Stress Management for Graduates of Personal Support Worker (PSW) Courses
Career Path : Personal Support Worker
You are empathetic. Check. You are energetic. Check. Trustworthy, organized, level-headed. Check, check, check. No wonder you are registered in a personal support worker course. PSW courses are an excellent option for motivated individuals searching for a meaningful career. But have you thought about how you will manage your stress once you are on the job? With a little special attention, you can increase your job satisfaction and avoid the burnout that sometimes afflicts those in the caring professions.
After all, PSW courses prepare students to work in such emotionally and physically demanding environments as:
- long-term care facilities
- retirement homes
- private homes
Some of the clients you may work with after graduating from your PSW courses will be facing very difficult situations. Some may be sick, some may be dying; others may be in constant physical pain or socially isolated. How can graduates of PSW courses keep themselves strong to give these patients the care they so desperately need?
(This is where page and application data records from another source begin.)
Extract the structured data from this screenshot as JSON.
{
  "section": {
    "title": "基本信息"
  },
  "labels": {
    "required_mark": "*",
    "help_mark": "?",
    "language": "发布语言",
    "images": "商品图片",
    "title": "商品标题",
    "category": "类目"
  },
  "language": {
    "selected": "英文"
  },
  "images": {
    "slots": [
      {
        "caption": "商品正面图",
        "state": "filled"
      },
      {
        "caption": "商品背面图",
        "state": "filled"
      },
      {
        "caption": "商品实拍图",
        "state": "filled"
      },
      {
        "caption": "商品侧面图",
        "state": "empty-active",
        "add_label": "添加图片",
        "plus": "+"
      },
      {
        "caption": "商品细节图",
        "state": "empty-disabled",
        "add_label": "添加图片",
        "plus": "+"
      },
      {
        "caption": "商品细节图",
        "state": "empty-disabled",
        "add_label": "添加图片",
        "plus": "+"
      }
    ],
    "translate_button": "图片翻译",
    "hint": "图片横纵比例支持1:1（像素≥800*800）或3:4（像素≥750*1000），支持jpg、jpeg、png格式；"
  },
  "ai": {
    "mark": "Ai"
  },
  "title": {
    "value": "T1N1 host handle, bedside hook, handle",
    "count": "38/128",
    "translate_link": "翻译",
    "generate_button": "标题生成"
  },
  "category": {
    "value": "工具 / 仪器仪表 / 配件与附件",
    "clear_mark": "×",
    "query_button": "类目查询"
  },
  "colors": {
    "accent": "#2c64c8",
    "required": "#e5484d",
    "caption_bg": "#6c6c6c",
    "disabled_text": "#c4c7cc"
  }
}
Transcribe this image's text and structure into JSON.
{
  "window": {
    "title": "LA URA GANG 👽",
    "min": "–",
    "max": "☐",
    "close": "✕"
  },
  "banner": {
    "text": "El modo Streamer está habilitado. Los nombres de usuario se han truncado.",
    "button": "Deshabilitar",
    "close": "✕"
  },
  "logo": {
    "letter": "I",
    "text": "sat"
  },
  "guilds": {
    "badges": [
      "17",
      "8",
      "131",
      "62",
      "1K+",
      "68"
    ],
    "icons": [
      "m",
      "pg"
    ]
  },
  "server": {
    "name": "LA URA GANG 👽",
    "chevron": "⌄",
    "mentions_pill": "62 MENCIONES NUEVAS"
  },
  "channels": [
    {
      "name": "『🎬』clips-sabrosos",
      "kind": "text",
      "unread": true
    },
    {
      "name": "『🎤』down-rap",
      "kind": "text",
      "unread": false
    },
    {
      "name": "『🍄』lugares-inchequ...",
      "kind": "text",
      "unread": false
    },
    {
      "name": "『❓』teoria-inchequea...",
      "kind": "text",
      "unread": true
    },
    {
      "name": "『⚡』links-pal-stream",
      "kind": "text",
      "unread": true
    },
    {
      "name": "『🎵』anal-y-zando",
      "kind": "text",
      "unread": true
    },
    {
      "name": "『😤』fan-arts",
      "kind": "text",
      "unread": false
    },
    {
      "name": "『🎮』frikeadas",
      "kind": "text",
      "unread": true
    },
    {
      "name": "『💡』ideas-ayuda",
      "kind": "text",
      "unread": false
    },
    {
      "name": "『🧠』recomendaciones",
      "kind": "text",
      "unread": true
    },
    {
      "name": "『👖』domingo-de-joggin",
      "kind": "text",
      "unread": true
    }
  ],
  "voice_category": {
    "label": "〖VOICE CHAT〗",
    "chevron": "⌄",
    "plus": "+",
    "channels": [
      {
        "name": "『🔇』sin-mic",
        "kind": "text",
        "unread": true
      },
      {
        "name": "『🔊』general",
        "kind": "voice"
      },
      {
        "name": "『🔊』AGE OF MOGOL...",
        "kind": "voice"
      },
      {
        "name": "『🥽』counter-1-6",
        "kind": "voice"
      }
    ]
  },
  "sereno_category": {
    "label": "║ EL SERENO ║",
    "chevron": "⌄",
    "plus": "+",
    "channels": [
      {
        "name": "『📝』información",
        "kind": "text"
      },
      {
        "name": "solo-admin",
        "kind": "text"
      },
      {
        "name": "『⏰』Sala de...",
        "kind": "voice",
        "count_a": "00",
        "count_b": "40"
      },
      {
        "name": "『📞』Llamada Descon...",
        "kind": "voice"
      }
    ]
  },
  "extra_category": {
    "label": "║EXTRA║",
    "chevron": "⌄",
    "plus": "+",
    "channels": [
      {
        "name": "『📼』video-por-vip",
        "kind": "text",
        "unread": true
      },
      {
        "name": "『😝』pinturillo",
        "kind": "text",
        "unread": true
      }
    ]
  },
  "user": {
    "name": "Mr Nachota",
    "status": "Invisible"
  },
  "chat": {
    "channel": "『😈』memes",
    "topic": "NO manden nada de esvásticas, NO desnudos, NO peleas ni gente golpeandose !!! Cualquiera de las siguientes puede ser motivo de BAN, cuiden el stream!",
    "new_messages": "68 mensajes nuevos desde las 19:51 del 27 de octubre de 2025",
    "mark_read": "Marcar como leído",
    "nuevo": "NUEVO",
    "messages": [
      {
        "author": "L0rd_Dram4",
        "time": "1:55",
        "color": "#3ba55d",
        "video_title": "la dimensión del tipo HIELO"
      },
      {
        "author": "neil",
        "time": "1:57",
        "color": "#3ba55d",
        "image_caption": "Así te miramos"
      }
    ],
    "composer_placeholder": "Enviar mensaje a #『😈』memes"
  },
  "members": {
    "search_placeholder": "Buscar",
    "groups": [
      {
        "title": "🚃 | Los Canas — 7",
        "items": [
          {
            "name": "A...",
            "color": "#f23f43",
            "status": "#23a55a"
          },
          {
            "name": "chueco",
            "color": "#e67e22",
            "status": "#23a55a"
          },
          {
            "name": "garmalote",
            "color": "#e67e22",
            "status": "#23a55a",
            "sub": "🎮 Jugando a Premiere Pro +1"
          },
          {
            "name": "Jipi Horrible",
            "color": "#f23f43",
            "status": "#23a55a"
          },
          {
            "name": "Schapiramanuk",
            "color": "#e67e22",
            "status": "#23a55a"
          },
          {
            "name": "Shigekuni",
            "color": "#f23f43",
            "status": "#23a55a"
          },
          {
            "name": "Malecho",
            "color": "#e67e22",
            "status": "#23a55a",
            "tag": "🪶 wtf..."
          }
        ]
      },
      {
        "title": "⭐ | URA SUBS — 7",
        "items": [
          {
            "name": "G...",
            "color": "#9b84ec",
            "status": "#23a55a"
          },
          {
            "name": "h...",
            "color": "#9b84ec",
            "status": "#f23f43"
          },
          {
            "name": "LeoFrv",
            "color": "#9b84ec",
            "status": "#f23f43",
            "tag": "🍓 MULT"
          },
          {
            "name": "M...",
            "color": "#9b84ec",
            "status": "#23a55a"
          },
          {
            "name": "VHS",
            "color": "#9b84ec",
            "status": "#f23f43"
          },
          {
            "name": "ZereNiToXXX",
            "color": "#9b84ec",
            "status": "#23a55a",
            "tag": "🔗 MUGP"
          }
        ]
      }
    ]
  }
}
1. Keep in shape: Graduates of PSW courses should keep in good physical shape to keep up with the rigors of the work. You may be asked to massage patients, to help transfer patients from bed to wheelchair, from wheelchair to tub. You may serve as someone to lean on during restorative walks. A regular exercise routine will help you better meet the needs of your patients, and keep your own spirits high.
2. Know your boundaries: As a graduate of a personal support worker course, you may find yourself getting involved with the families of your clients. Always remember that your primary commitment is to the patient. Say no to any superfluous requests. Your patient will appreciate you for it, and you will enjoy your job more.
3. When you get home after a shift, take some time just for you: Life after PSW courses revolves around taking care of others, but donât forget to take care of yourself! Schedule a massage, take a bath, read a book. Find out what relaxes you, just as you would for the patients in your care.
4. Find an outlet for your emotions: When a patient dies, or moves on to another home, graduates of PSW courses can find themselves experiencing grief. Confide in a trusted colleague, write in a journal, send a letter to the patientâs family explaining how much their loved one meant to you.
5. Take a moment to release the tension from your muscles at least once an hour while on the job: Relax your shoulders. Let out a deep sigh. Do some arm and neck rolls. The more relaxed you are, the more of a comfort you will be to the patients.
As a graduate of a personal support worker course, you will be called upon to assist others in the tasks of daily living. But donât forget about the care and feeding of you! The happier you are, the more help you will be to your patients. So start practicing relaxation and personal care techniques while you are still enrolled in your personal support worker course.
Contact the National Academy of Health and Business for more information on their Personal Support Worker courses.